BEGIN Material supplied

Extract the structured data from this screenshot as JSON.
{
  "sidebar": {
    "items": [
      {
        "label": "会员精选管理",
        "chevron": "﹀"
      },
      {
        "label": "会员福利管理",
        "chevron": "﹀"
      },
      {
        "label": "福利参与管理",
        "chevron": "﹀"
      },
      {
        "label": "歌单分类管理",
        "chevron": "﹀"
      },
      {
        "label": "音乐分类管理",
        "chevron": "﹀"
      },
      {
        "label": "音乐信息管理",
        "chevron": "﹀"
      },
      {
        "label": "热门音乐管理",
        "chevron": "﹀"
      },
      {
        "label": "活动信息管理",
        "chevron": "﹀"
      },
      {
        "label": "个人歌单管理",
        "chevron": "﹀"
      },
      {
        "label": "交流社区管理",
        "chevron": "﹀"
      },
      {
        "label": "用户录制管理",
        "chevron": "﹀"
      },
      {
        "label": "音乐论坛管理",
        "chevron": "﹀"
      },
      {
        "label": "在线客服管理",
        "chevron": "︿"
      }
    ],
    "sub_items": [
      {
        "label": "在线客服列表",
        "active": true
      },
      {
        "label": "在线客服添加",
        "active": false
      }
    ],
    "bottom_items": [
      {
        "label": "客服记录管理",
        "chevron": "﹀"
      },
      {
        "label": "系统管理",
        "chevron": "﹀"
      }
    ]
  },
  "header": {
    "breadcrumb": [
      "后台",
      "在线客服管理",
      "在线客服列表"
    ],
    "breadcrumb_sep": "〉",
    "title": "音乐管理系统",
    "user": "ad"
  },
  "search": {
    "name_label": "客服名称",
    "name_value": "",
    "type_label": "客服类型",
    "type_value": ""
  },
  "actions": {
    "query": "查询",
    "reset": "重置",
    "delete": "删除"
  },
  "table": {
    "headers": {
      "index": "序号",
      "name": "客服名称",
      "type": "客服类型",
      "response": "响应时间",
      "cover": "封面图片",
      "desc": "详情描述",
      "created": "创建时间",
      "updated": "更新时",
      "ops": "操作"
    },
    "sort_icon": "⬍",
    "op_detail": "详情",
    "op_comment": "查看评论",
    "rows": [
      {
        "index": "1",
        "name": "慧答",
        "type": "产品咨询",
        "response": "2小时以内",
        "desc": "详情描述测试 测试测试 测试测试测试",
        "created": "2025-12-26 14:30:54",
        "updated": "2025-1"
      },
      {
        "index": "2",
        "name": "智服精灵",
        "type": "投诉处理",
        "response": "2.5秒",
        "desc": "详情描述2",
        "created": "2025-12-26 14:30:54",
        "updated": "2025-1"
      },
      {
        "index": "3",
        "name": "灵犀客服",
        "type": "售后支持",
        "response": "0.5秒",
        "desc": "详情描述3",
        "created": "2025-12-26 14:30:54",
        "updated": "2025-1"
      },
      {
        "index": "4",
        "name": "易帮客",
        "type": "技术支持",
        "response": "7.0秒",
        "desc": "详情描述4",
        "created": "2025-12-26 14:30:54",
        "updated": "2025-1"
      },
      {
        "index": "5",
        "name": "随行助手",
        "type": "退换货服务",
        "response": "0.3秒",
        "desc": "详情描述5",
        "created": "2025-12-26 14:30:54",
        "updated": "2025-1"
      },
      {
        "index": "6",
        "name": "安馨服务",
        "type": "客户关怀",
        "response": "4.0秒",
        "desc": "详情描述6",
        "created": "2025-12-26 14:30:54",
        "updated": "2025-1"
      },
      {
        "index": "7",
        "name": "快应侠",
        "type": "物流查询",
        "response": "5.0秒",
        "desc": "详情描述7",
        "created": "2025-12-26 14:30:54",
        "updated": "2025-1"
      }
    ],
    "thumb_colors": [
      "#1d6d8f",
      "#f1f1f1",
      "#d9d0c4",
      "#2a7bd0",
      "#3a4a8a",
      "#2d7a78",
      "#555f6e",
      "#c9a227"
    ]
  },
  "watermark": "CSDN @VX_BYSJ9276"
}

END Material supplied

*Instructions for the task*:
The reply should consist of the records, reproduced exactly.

*Exercise response*:
Extract the structured data from this screenshot as JSON.
{
  "sidebar": {
    "items": [
      {
        "label": "会员精选管理",
        "chevron": "﹀"
      },
      {
        "label": "会员福利管理",
        "chevron": "﹀"
      },
      {
        "label": "福利参与管理",
        "chevron": "﹀"
      },
      {
        "label": "歌单分类管理",
        "chevron": "﹀"
      },
      {
        "label": "音乐分类管理",
        "chevron": "﹀"
      },
      {
        "label": "音乐信息管理",
        "chevron": "﹀"
      },
      {
        "label": "热门音乐管理",
        "chevron": "﹀"
      },
      {
        "label": "活动信息管理",
        "chevron": "﹀"
      },
      {
        "label": "个人歌单管理",
        "chevron": "﹀"
      },
      {
        "label": "交流社区管理",
        "chevron": "﹀"
      },
      {
        "label": "用户录制管理",
        "chevron": "﹀"
      },
      {
        "label": "音乐论坛管理",
        "chevron": "﹀"
      },
      {
        "label": "在线客服管理",
        "chevron": "︿"
      }
    ],
    "sub_items": [
      {
        "label": "在线客服列表",
        "active": true
      },
      {
        "label": "在线客服添加",
        "active": false
      }
    ],
    "bottom_items": [
      {
        "label": "客服记录管理",
        "chevron": "﹀"
      },
      {
        "label": "系统管理",
        "chevron": "﹀"
      }
    ]
  },
  "header": {
    "breadcrumb": [
      "后台",
      "在线客服管理",
      "在线客服列表"
    ],
    "breadcrumb_sep": "〉",
    "title": "音乐管理系统",
    "user": "ad"
  },
  "search": {
    "name_label": "客服名称",
    "name_value": "",
    "type_label": "客服类型",
    "type_value": ""
  },
  "actions": {
    "query": "查询",
    "reset": "重置",
    "delete": "删除"
  },
  "table": {
    "headers": {
      "index": "序号",
      "name": "客服名称",
      "type": "客服类型",
      "response": "响应时间",
      "cover": "封面图片",
      "desc": "详情描述",
      "created": "创建时间",
      "updated": "更新时",
      "ops": "操作"
    },
    "sort_icon": "⬍",
    "op_detail": "详情",
    "op_comment": "查看评论",
    "rows": [
      {
        "index": "1",
        "name": "慧答",
        "type": "产品咨询",
        "response": "2小时以内",
        "desc": "详情描述测试 测试测试 测试测试测试",
        "created": "2025-12-26 14:30:54",
        "updated": "2025-1"
      },
      {
        "index": "2",
        "name": "智服精灵",
        "type": "投诉处理",
        "response": "2.5秒",
        "desc": "详情描述2",
        "created": "2025-12-26 14:30:54",
        "updated": "2025-1"
      },
      {
        "index": "3",
        "name": "灵犀客服",
        "type": "售后支持",
        "response": "0.5秒",
        "desc": "详情描述3",
        "created": "2025-12-26 14:30:54",
        "updated": "2025-1"
      },
      {
        "index": "4",
        "name": "易帮客",
        "type": "技术支持",
        "response": "7.0秒",
        "desc": "详情描述4",
        "created": "2025-12-26 14:30:54",
        "updated": "2025-1"
      },
      {
        "index": "5",
        "name": "随行助手",
        "type": "退换货服务",
        "response": "0.3秒",
        "desc": "详情描述5",
        "created": "2025-12-26 14:30:54",
        "updated": "2025-1"
      },
      {
        "index": "6",
        "name": "安馨服务",
        "type": "客户关怀",
        "response": "4.0秒",
        "desc": "详情描述6",
        "created": "2025-12-26 14:30:54",
        "updated": "2025-1"
      },
      {
        "index": "7",
        "name": "快应侠",
        "type": "物流查询",
        "response": "5.0秒",
        "desc": "详情描述7",
        "created": "2025-12-26 14:30:54",
        "updated": "2025-1"
      }
    ],
    "thumb_colors": [
      "#1d6d8f",
      "#f1f1f1",
      "#d9d0c4",
      "#2a7bd0",
      "#3a4a8a",
      "#2d7a78",
      "#555f6e",
      "#c9a227"
    ]
  },
  "watermark": "CSDN @VX_BYSJ9276"
}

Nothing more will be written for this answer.